RBI, on 2nd November 2018, has decided to allow banks to provide partial credit enhancement to bonds issued by the systemically important non-deposit taking non-banking financial companies registered with the Reserve Bank of India and Housing Finance Companies registered with National Housing Bank.The tenor of the bonds issued by NBFCs and HFCs, for which partial credit enhancement is provided, shall not be less than three years.The proceeds from the bonds backed by partial credit enhancement from banks shall only be utilized for refinancing the existing debt of NBFCs and HFCs. Bank exposure to these bonds is restricted to 1% of capital funds of the bank within the existing single or group borrower exposure limits.
RBI has given additional Rs 600 billion liquidity to NBFCS by permitting banks to earmark government bonds for LCR against incremental credit to NBFCs.
On October 19th, RBI permitted banks to use Government securities held by them up to an amount equal to their incremental outstanding credit to NBFCs and Housing Finance Companies (HFCs), over and above the amount of credit to NBFCs and HFCs outstanding on their books as on October 19, 2018, as under FALLCR within the mandatory SLR requirement. This will be in addition to the existing FALLCR of 13% of NDTL, and limited to 0.5% of the bank’s NDTL.This facility is available up to 31st December 2018.The single borrower exposure limit for NBFCs which do not finance infrastructure stands increased from 10% to 15% of capital funds, for the given period.
NBFCs have seen sharp fall in equity prices and sharp rise in credit spreads, that has increased their borrowing costs post the IL&FS default.
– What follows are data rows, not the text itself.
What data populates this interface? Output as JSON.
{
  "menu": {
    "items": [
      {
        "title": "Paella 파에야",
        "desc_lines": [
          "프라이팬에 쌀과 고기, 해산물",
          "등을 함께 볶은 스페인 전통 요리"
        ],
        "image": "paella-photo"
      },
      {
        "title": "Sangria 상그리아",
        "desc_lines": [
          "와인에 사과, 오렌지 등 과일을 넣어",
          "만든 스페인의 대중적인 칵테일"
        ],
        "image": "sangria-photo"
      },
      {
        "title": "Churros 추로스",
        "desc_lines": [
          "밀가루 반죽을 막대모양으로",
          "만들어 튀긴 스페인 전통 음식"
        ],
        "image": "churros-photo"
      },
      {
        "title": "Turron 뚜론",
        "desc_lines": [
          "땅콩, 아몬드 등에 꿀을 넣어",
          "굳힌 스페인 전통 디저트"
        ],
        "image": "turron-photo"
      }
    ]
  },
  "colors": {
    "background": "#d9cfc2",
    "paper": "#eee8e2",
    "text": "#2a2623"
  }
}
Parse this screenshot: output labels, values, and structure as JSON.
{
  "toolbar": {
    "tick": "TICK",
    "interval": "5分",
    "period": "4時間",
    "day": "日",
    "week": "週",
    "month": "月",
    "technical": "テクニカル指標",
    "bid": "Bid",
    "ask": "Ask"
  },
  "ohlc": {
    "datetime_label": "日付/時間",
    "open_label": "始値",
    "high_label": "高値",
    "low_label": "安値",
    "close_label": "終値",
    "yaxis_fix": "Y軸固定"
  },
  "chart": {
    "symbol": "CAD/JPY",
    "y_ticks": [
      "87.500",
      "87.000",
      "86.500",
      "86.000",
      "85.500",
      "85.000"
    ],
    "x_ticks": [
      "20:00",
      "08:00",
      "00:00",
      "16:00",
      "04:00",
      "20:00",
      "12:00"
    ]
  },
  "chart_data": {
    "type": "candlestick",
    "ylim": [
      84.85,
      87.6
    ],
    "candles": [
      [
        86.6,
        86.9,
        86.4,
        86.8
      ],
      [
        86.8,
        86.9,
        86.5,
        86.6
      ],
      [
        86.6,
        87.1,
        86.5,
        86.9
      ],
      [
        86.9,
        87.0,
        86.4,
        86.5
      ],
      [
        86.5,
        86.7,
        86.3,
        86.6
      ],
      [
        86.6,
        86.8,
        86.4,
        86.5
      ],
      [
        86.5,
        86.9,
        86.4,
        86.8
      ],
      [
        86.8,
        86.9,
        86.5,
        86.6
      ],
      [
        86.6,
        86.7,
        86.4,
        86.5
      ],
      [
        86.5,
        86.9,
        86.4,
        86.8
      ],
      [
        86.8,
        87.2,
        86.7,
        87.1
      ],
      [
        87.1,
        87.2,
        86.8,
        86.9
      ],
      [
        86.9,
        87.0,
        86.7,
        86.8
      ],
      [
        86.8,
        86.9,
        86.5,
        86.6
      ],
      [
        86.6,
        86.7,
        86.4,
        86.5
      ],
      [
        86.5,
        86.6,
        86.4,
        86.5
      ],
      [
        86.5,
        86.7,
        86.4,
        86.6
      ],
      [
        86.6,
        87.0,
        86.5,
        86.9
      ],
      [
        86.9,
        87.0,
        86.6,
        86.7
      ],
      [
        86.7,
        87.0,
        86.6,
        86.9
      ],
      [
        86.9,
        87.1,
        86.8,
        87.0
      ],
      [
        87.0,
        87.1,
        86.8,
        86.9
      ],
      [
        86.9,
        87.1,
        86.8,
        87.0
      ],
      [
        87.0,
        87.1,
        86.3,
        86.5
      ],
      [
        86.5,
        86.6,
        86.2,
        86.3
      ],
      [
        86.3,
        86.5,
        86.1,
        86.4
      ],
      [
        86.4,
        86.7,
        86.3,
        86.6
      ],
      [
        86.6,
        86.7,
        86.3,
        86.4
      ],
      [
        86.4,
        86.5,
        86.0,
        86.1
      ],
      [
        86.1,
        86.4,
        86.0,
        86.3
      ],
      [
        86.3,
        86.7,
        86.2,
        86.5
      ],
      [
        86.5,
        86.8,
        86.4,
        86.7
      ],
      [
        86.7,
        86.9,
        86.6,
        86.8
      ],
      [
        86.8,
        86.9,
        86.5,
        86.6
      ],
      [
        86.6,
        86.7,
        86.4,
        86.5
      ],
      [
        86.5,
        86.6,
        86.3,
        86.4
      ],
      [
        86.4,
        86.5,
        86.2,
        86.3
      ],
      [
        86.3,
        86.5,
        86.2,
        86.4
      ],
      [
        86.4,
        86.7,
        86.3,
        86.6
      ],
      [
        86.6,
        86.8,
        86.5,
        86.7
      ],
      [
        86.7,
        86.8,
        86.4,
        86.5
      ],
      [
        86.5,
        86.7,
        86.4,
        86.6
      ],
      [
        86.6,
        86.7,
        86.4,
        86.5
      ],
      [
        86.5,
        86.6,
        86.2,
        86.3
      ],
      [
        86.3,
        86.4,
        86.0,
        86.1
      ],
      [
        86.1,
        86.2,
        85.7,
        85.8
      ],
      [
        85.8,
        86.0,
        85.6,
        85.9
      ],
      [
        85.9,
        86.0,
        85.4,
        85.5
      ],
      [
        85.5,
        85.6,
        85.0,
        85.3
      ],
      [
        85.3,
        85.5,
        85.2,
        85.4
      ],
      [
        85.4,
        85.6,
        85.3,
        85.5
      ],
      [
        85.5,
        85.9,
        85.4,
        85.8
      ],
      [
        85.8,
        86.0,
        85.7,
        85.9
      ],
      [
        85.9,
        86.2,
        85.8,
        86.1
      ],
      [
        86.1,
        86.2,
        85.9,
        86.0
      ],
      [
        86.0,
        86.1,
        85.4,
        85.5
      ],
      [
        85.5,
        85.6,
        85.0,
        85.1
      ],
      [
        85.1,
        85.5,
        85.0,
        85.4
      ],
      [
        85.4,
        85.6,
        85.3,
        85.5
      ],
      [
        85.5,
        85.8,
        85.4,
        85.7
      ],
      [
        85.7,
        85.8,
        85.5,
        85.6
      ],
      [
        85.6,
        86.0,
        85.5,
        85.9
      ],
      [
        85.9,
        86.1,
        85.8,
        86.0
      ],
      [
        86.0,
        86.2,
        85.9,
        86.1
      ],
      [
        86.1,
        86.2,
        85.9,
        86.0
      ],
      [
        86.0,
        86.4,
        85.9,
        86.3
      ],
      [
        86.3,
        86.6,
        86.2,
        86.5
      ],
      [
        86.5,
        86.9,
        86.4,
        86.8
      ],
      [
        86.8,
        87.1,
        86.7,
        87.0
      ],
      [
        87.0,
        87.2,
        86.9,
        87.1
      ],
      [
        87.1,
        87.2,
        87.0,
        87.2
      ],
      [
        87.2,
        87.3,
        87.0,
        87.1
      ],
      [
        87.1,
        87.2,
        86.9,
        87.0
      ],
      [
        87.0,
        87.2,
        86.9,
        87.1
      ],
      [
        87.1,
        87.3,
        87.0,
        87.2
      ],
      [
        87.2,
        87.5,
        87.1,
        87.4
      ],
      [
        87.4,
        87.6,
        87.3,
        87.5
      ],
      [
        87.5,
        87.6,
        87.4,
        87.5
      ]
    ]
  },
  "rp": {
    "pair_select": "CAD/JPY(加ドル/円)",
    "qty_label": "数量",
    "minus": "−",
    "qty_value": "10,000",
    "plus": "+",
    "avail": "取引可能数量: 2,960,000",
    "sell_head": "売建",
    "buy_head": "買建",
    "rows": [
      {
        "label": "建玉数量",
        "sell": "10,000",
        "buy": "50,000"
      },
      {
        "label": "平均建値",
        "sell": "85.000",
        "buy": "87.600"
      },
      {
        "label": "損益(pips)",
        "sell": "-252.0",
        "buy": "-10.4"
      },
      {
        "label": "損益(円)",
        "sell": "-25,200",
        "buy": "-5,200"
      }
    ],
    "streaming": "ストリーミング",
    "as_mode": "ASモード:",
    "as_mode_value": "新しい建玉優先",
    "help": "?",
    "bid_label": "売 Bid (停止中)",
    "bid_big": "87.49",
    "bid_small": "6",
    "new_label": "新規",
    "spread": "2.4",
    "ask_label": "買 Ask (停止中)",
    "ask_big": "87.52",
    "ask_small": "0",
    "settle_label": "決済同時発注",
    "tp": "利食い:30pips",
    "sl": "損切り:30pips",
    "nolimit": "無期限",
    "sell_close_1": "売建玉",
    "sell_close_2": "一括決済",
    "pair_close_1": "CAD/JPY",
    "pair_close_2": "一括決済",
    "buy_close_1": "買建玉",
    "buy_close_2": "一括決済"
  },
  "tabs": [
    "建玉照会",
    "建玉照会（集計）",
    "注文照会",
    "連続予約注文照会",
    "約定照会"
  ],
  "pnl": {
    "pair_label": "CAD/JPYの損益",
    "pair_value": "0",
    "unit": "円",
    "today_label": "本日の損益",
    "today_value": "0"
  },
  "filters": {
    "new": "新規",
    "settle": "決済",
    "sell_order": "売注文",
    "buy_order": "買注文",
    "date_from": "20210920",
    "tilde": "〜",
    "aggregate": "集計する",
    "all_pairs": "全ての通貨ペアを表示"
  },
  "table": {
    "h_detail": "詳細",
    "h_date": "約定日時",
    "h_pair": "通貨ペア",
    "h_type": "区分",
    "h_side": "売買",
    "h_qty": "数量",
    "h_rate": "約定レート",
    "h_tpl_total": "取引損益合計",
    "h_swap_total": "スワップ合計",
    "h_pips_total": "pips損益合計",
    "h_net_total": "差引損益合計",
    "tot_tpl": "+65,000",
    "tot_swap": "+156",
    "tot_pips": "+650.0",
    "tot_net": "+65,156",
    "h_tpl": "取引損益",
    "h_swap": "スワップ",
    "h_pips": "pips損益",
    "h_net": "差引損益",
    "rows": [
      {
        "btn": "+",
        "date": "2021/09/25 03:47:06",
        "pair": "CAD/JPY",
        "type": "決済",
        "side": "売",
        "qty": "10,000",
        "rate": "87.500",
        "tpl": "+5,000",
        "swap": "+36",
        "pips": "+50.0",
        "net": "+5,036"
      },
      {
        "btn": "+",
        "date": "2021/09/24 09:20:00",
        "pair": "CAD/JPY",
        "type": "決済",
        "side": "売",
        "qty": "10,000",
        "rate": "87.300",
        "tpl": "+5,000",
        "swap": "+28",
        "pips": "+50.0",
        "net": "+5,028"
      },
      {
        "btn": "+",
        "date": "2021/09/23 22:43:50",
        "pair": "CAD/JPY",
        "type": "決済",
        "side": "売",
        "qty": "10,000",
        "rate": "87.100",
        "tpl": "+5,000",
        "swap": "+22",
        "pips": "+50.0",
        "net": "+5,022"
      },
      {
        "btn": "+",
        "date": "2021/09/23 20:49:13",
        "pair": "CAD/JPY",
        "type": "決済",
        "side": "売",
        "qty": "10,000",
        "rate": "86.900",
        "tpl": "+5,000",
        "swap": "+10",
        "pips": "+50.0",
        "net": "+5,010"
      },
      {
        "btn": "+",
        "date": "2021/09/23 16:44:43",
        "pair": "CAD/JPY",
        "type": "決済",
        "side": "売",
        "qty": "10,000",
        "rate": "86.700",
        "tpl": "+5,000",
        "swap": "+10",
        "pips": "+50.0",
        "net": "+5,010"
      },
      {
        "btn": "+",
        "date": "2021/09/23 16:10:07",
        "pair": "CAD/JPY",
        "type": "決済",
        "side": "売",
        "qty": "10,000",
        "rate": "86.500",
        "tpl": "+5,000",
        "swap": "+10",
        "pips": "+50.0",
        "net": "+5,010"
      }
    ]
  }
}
We had opined that IL&FS is not reflective of the NBFC sector in our last edition of our Credit Weekly “Search for Yields”. Click here to read the report.
The addition of NBFC liquidity lines by SBI and NHB for Rs 750 billion lends comfort to the market on any near term liquidity issues faced by NBFCs. The big NBFCs are comfortable on liquidity and it is unlikely that the lines will be drawn but the backstop will keep credit flowing to NBFCs, as it is a key lending season given festivals.
NBFCs should see shorts coming off in equities and credit spreads.
To give an additional liquidity cushion to NBFCs,State Bank Of India will buy standard loans of Rs 450 billion from NBFCs in FY19,earlier target was Rs 150 billion.SBI will purchases loans from NBFCs to meet the shortfall in priority sector lending such as agricultural loans,Housing loans,SME loans.
As a regulator NHB National Housing Bank, monitors liquidity positions of housing finance companies. NHB has increased refinancing credit line by 25% to Rs 300 billion for FY19. Refinancing is a credit flow to housing finance companies and other eligible institutions. As of October 2018,Rs 88.35 billion has been sanctioned.
The government and RBI has recognized the need for prompt action to stop credit markets from freezing on IL&FS default. The government announced with immediate effect a new board for IL&FS to be headed by noted banker Uday Kotak for IL&FS to get some credibility from lenders. This should clam fears of banks who have huge exposure to IL&FS credit.
RBI is providing liquidity to markets through government bond purchases. Read our note on RBI to buy over Rs 1 trillion of bonds through OMOs.
The government and RBI may also look at the mechanism they used in 2009 to make sure NBFCs funding needs were not cut. The mechansim helped calm markets even though it was used only for a very small insignificant amount as interest rates were high for the loans and the loans were not to be used for business expansion.
RBI cannot by statute buy any other bonds apart from central government bonds. They can only indirectly intervene to calm markets.
In February 2009,The Government of India had announced an arrangement for providing liquidity support to meet the temporary liquidity mismatches for eligible Non-Banking Financial Companies-Non-Deposit Taking-Systemically Important (NBFC-ND-SI) through a Special Purpose Vehicle (SPV). The scheme had been finalised and Industrial Development Bank of India Stressed Asset Stabilisation Fund (IDBI SASF) Trust had been notified as Special Purpose Vehicle for undertaking this operation.
The Reserve Bank of India had purchased securities issued by the SPV guaranteed by the Government of India for aggregated amount of Rs.200 billion. The SPV purchased the short term paper from the issuing NBFCs directly. The short term instruments included Commercial Papers and Non-convertible Debentures, with residual maturity not more than 90 days and rated as investment grade. Initially,The facility was not available for any paper issued after 31st March,2009. Eligible NBFCs-ND-SI had approached the SPV- IDBI SASF Trust for considering their request for purchase of short term paper.
Industrial Development Bank of India Stressed Asset Stabilisation Fund (IDBI SASF) Trust, which was notified as a special purpose vehicle (SPV) for undertaking the operation, was extended for eligible papers issued by NBFCs up to 30th September,2009. The SPV ceaseed to make fresh purchases after 31st December,2009 and needed to recover all dues by 31st March,2010. The facility was availed of to the extent of Rs.750 crore and was repaid fully by July 7, 2009.